They say the oldest memories are the last ones to go. All I know for sure is that as Grandpa’s started to fade, the Virginia ones stayed strong. He loved the way Tony Bennett’s teams played, even if he couldn’t always remember the players’ names. He loved his UVA sweatshirts—with their faint logos and worn collars—even as he started to lose track of which day it was.
Grandpa passed April 3, 2015: four years ago this week. We invested maybe a little too much of ourselves in the 2016 squad—felt a little too crushed by the Elite Eight loss to Syracuse, when the Final Four was so nearly within grasp.
As we dealt with the sorrow from the void he left, we found ourselves clinging to little totems, physical manifestations of a joyous memory. More often than not, it was something orange and blue. The UVA blanket that had covered his bed for years. A shirt emblazoned with his class year, from his 50-year reunion.
For me, it has always been my ring.
I don’t know much about Tony Bennett’s relationship with his father, Dick. Not more than what has been written about it, at least. I can’t say for certain what parts of Tony are because of Dick or which parts are in spite of him. And I wouldn’t presume to guess.
But it’s hard to watch the son talk about his father without seeing some inkling that whatever part of this triumph Tony wanted for himself, a part of that part he wanted for Dick. Watch the video of Tony finding his dad in Louisville after beating Purdue; listen to what he says. “We did it,” the son exclaims, before twice repeating “thank you.” We.
Dick Bennett’s Wisconsin Badgers squad that was the darling of March Madness in 2000—the season and experience that fully launched Tony into coaching—hit a brick wall in the semifinals. Advancing past Saturday would show the world that the Bennett system could do more than just make the Final Four: it could win there, too.
Listening to Tony speak about his experiences and emotions the past few days, there is no doubt in my mind that some of Tony’s joy comes from erasing a bit of his father’s sorrow—and for his father being with him instead of left behind.

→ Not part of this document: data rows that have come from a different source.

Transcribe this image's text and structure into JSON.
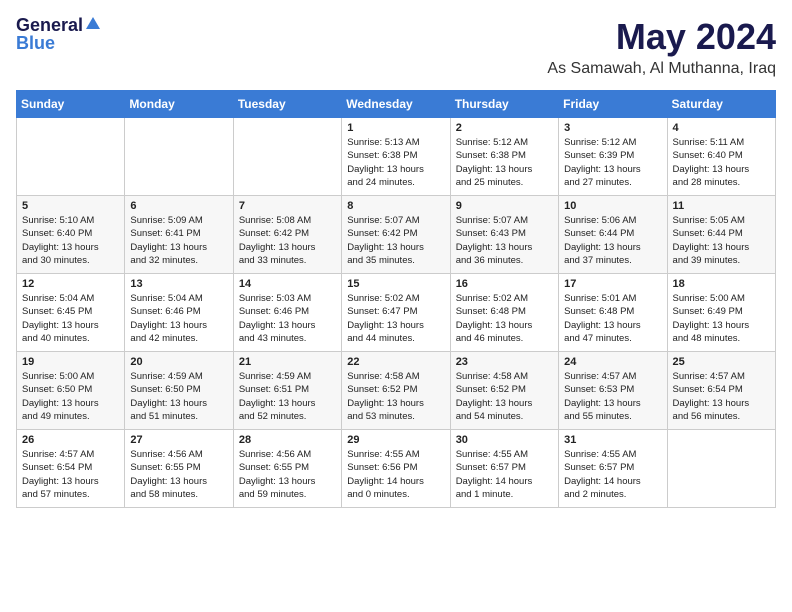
{
  "logo": {
    "general": "General",
    "blue": "Blue"
  },
  "title": "May 2024",
  "location": "As Samawah, Al Muthanna, Iraq",
  "headers": [
    "Sunday",
    "Monday",
    "Tuesday",
    "Wednesday",
    "Thursday",
    "Friday",
    "Saturday"
  ],
  "weeks": [
    [
      {
        "day": "",
        "info": ""
      },
      {
        "day": "",
        "info": ""
      },
      {
        "day": "",
        "info": ""
      },
      {
        "day": "1",
        "info": "Sunrise: 5:13 AM\nSunset: 6:38 PM\nDaylight: 13 hours\nand 24 minutes."
      },
      {
        "day": "2",
        "info": "Sunrise: 5:12 AM\nSunset: 6:38 PM\nDaylight: 13 hours\nand 25 minutes."
      },
      {
        "day": "3",
        "info": "Sunrise: 5:12 AM\nSunset: 6:39 PM\nDaylight: 13 hours\nand 27 minutes."
      },
      {
        "day": "4",
        "info": "Sunrise: 5:11 AM\nSunset: 6:40 PM\nDaylight: 13 hours\nand 28 minutes."
      }
    ],
    [
      {
        "day": "5",
        "info": "Sunrise: 5:10 AM\nSunset: 6:40 PM\nDaylight: 13 hours\nand 30 minutes."
      },
      {
        "day": "6",
        "info": "Sunrise: 5:09 AM\nSunset: 6:41 PM\nDaylight: 13 hours\nand 32 minutes."
      },
      {
        "day": "7",
        "info": "Sunrise: 5:08 AM\nSunset: 6:42 PM\nDaylight: 13 hours\nand 33 minutes."
      },
      {
        "day": "8",
        "info": "Sunrise: 5:07 AM\nSunset: 6:42 PM\nDaylight: 13 hours\nand 35 minutes."
      },
      {
        "day": "9",
        "info": "Sunrise: 5:07 AM\nSunset: 6:43 PM\nDaylight: 13 hours\nand 36 minutes."
      },
      {
        "day": "10",
        "info": "Sunrise: 5:06 AM\nSunset: 6:44 PM\nDaylight: 13 hours\nand 37 minutes."
      },
      {
        "day": "11",
        "info": "Sunrise: 5:05 AM\nSunset: 6:44 PM\nDaylight: 13 hours\nand 39 minutes."
      }
    ],
    [
      {
        "day": "12",
        "info": "Sunrise: 5:04 AM\nSunset: 6:45 PM\nDaylight: 13 hours\nand 40 minutes."
      },
      {
        "day": "13",
        "info": "Sunrise: 5:04 AM\nSunset: 6:46 PM\nDaylight: 13 hours\nand 42 minutes."
      },
      {
        "day": "14",
        "info": "Sunrise: 5:03 AM\nSunset: 6:46 PM\nDaylight: 13 hours\nand 43 minutes."
      },
      {
        "day": "15",
        "info": "Sunrise: 5:02 AM\nSunset: 6:47 PM\nDaylight: 13 hours\nand 44 minutes."
      },
      {
        "day": "16",
        "info": "Sunrise: 5:02 AM\nSunset: 6:48 PM\nDaylight: 13 hours\nand 46 minutes."
      },
      {
        "day": "17",
        "info": "Sunrise: 5:01 AM\nSunset: 6:48 PM\nDaylight: 13 hours\nand 47 minutes."
      },
      {
        "day": "18",
        "info": "Sunrise: 5:00 AM\nSunset: 6:49 PM\nDaylight: 13 hours\nand 48 minutes."
      }
    ],
    [
      {
        "day": "19",
        "info": "Sunrise: 5:00 AM\nSunset: 6:50 PM\nDaylight: 13 hours\nand 49 minutes."
      },
      {
        "day": "20",
        "info": "Sunrise: 4:59 AM\nSunset: 6:50 PM\nDaylight: 13 hours\nand 51 minutes."
      },
      {
        "day": "21",
        "info": "Sunrise: 4:59 AM\nSunset: 6:51 PM\nDaylight: 13 hours\nand 52 minutes."
      },
      {
        "day": "22",
        "info": "Sunrise: 4:58 AM\nSunset: 6:52 PM\nDaylight: 13 hours\nand 53 minutes."
      },
      {
        "day": "23",
        "info": "Sunrise: 4:58 AM\nSunset: 6:52 PM\nDaylight: 13 hours\nand 54 minutes."
      },
      {
        "day": "24",
        "info": "Sunrise: 4:57 AM\nSunset: 6:53 PM\nDaylight: 13 hours\nand 55 minutes."
      },
      {
        "day": "25",
        "info": "Sunrise: 4:57 AM\nSunset: 6:54 PM\nDaylight: 13 hours\nand 56 minutes."
      }
    ],
    [
      {
        "day": "26",
        "info": "Sunrise: 4:57 AM\nSunset: 6:54 PM\nDaylight: 13 hours\nand 57 minutes."
      },
      {
        "day": "27",
        "info": "Sunrise: 4:56 AM\nSunset: 6:55 PM\nDaylight: 13 hours\nand 58 minutes."
      },
      {
        "day": "28",
        "info": "Sunrise: 4:56 AM\nSunset: 6:55 PM\nDaylight: 13 hours\nand 59 minutes."
      },
      {
        "day": "29",
        "info": "Sunrise: 4:55 AM\nSunset: 6:56 PM\nDaylight: 14 hours\nand 0 minutes."
      },
      {
        "day": "30",
        "info": "Sunrise: 4:55 AM\nSunset: 6:57 PM\nDaylight: 14 hours\nand 1 minute."
      },
      {
        "day": "31",
        "info": "Sunrise: 4:55 AM\nSunset: 6:57 PM\nDaylight: 14 hours\nand 2 minutes."
      },
      {
        "day": "",
        "info": ""
      }
    ]
  ]
}
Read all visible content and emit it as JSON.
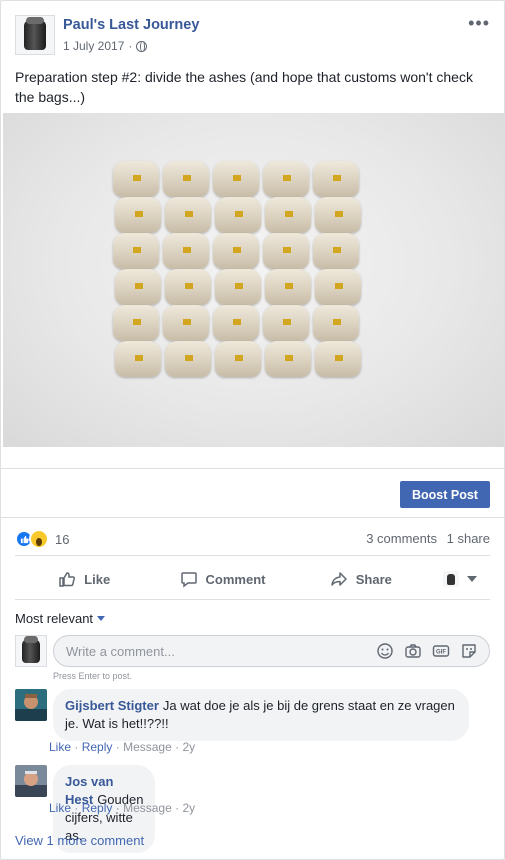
{
  "post": {
    "page_name": "Paul's Last Journey",
    "date": "1 July 2017",
    "date_separator": "·",
    "text": "Preparation step #2: divide the ashes (and hope that customs won't check the bags...)",
    "more_label": "•••"
  },
  "photo": {
    "bags_rows": 6,
    "bags_cols": 5
  },
  "boost": {
    "label": "Boost Post",
    "color": "#4267b2"
  },
  "stats": {
    "reaction_count": "16",
    "comments": "3 comments",
    "shares": "1 share"
  },
  "actions": {
    "like": "Like",
    "comment": "Comment",
    "share": "Share"
  },
  "comments_section": {
    "sort_label": "Most relevant",
    "input_placeholder": "Write a comment...",
    "press_enter": "Press Enter to post.",
    "items": [
      {
        "author": "Gijsbert Stigter",
        "text": "Ja wat doe je als je bij de grens staat en ze vragen je. Wat is het!!??!!",
        "like": "Like",
        "reply": "Reply",
        "message": "Message",
        "sep": "·",
        "time": "2y"
      },
      {
        "author": "Jos van Hest",
        "text": "Gouden cijfers, witte as.",
        "like": "Like",
        "reply": "Reply",
        "message": "Message",
        "sep": "·",
        "time": "2y"
      }
    ],
    "view_more": "View 1 more comment"
  }
}
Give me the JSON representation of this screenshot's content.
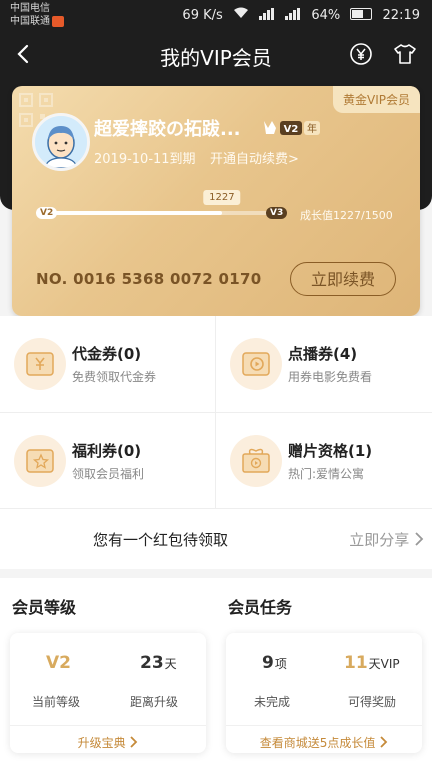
{
  "status_bar": {
    "carrier1": "中国电信",
    "carrier2": "中国联通",
    "speed": "69 K/s",
    "battery": "64%",
    "time": "22:19"
  },
  "nav": {
    "title": "我的VIP会员",
    "back_icon": "chevron-left-icon",
    "yen_icon": "yen-icon",
    "shirt_icon": "tshirt-icon"
  },
  "card": {
    "tier": "黄金VIP会员",
    "username": "超爱摔跤の拓跋...",
    "level": "V2",
    "level_suffix": "年",
    "expiry": "2019-10-11到期",
    "auto_renew": "开通自动续费>",
    "progress_current": 1227,
    "progress_max": 1500,
    "progress_fraction": 0.76,
    "level_from": "V2",
    "level_to": "V3",
    "growth_text": "成长值1227/1500",
    "number": "NO. 0016 5368 0072 0170",
    "renew_button": "立即续费"
  },
  "coupons": [
    {
      "title": "代金券(0)",
      "desc": "免费领取代金券",
      "icon": "yen-ticket-icon"
    },
    {
      "title": "点播券(4)",
      "desc": "用券电影免费看",
      "icon": "play-ticket-icon"
    },
    {
      "title": "福利券(0)",
      "desc": "领取会员福利",
      "icon": "star-ticket-icon"
    },
    {
      "title": "赠片资格(1)",
      "desc": "热门:爱情公寓",
      "icon": "gift-icon"
    }
  ],
  "red_packet": {
    "text": "您有一个红包待领取",
    "share": "立即分享"
  },
  "level_section": {
    "title": "会员等级",
    "current_value": "V2",
    "current_label": "当前等级",
    "days_value": "23",
    "days_unit": "天",
    "days_label": "距离升级",
    "link": "升级宝典"
  },
  "task_section": {
    "title": "会员任务",
    "todo_value": "9",
    "todo_unit": "项",
    "todo_label": "未完成",
    "reward_value": "11",
    "reward_unit": "天VIP",
    "reward_label": "可得奖励",
    "link": "查看商城送5点成长值"
  },
  "colors": {
    "gold": "#e3bd83",
    "accent": "#c58a3a",
    "dark": "#1e1e1e"
  }
}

I choked a breath in around that lump in my throat as I slipped the ring back on. (I can’t wear it during games: by the 17th iteration of “Let’s go, Wa-hoos! (clap clap clapclapclap),” it tears the skin right off the knuckles on either side.)
I sat and I stared at it for the longest time. Tears dripped down my cheeks as I raised my hand to my lips and gave the top of the stone a kiss, just as I’d done before slipping it off in the last minute before tip-off.
I’ve learned I’m not the only one here this weekend carrying a symbol of someone who couldn’t make it. A late relative’s pin or necklace became a good luck charm, worth a little rub or touch before key moments. From our own comments group here on the blog, Frederick Holmes, Jr., was one for whom others carried a torch.
Maybe in years to come, the bits of string each player cut from the nets or a handful of confetti they snagged from the floor will become their own token of this moment. They’ll be able to pull it down from a shelf or out of a drawer and let all the emotions of this victory flood back over them: the joy of what they accomplished, made sweeter by the sorrow they’d endured.
Right now I just want to get home. I want to give my dad a hug. I want to give him the UVA sweatshirt I got him, with its nice crisp “2019 Final Four” logo. I want to rejoice in him being with me to enjoy it—even as I wonder whether it will become my totem of him when I’m the one left behind.